**ABOUT THIS EXERCISE:** Print the whole listing, character for character.

**ENTRIES SHOWN:**
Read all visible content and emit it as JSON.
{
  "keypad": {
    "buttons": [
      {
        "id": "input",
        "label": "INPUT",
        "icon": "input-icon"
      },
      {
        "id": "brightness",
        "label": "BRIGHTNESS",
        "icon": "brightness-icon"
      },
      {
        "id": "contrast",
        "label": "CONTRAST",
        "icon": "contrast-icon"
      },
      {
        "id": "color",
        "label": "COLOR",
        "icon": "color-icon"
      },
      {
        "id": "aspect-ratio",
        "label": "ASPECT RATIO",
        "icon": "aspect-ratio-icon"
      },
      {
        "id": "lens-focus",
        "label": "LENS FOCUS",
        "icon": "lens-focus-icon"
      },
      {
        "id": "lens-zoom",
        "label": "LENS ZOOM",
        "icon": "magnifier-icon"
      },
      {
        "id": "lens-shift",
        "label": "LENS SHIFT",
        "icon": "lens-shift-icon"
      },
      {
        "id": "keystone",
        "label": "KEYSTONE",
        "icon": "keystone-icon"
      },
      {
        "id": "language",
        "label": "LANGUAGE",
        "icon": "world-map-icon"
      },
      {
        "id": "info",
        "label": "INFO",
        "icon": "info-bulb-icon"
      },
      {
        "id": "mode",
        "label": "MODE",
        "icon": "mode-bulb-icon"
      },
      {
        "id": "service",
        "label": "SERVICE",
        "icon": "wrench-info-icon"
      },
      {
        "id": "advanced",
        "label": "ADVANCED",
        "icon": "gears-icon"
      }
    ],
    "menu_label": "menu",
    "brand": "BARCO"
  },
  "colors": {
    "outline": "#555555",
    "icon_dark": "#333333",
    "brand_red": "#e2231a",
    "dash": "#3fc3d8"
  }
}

**ANSWER:**
Read all visible content and emit it as JSON.
{
  "keypad": {
    "buttons": [
      {
        "id": "input",
        "label": "INPUT",
        "icon": "input-icon"
      },
      {
        "id": "brightness",
        "label": "BRIGHTNESS",
        "icon": "brightness-icon"
      },
      {
        "id": "contrast",
        "label": "CONTRAST",
        "icon": "contrast-icon"
      },
      {
        "id": "color",
        "label": "COLOR",
        "icon": "color-icon"
      },
      {
        "id": "aspect-ratio",
        "label": "ASPECT RATIO",
        "icon": "aspect-ratio-icon"
      },
      {
        "id": "lens-focus",
        "label": "LENS FOCUS",
        "icon": "lens-focus-icon"
      },
      {
        "id": "lens-zoom",
        "label": "LENS ZOOM",
        "icon": "magnifier-icon"
      },
      {
        "id": "lens-shift",
        "label": "LENS SHIFT",
        "icon": "lens-shift-icon"
      },
      {
        "id": "keystone",
        "label": "KEYSTONE",
        "icon": "keystone-icon"
      },
      {
        "id": "language",
        "label": "LANGUAGE",
        "icon": "world-map-icon"
      },
      {
        "id": "info",
        "label": "INFO",
        "icon": "info-bulb-icon"
      },
      {
        "id": "mode",
        "label": "MODE",
        "icon": "mode-bulb-icon"
      },
      {
        "id": "service",
        "label": "SERVICE",
        "icon": "wrench-info-icon"
      },
      {
        "id": "advanced",
        "label": "ADVANCED",
        "icon": "gears-icon"
      }
    ],
    "menu_label": "menu",
    "brand": "BARCO"
  },
  "colors": {
    "outline": "#555555",
    "icon_dark": "#333333",
    "brand_red": "#e2231a",
    "dash": "#3fc3d8"
  }
}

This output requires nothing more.